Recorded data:
--- --- ---
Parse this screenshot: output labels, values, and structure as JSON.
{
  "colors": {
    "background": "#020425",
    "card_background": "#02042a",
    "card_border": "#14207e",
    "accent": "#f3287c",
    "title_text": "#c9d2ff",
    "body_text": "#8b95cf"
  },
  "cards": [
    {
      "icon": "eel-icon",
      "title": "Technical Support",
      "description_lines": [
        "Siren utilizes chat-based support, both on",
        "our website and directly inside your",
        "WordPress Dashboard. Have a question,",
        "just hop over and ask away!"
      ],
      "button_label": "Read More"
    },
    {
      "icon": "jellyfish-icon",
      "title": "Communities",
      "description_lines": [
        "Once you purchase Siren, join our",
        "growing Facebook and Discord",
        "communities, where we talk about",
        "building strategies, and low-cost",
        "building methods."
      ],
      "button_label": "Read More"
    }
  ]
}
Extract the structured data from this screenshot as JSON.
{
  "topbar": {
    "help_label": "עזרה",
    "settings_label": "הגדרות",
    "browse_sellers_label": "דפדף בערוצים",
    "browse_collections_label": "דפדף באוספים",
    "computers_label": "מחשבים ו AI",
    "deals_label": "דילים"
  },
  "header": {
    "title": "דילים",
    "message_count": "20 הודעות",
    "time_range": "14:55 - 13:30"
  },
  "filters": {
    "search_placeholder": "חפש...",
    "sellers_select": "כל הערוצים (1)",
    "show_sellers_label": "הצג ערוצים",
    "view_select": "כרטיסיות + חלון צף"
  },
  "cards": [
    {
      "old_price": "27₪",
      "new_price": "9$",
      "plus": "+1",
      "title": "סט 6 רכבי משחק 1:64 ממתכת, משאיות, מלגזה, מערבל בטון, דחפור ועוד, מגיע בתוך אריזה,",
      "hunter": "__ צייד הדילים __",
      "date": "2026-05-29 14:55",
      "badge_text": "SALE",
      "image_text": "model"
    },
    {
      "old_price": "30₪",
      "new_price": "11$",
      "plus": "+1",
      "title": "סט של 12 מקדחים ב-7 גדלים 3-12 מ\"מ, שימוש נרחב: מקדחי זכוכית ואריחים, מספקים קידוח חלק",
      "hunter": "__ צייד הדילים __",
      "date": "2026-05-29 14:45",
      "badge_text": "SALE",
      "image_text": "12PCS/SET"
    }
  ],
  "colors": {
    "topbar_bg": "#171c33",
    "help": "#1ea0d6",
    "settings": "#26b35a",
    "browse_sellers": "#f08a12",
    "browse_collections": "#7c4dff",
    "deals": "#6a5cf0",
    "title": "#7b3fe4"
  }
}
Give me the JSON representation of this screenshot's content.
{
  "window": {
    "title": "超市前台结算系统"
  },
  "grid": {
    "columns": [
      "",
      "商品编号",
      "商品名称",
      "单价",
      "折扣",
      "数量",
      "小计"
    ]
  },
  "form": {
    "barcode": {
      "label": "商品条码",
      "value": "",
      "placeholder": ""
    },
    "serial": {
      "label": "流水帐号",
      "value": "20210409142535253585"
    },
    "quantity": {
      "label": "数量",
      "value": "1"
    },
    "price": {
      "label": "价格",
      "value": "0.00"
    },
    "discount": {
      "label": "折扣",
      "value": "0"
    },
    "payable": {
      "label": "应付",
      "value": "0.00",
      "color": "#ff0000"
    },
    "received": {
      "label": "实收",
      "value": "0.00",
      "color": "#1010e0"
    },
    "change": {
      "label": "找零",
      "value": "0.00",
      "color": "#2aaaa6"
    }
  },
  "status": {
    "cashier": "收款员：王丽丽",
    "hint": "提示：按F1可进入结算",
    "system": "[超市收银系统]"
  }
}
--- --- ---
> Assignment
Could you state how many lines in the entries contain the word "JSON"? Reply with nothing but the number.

> Response
3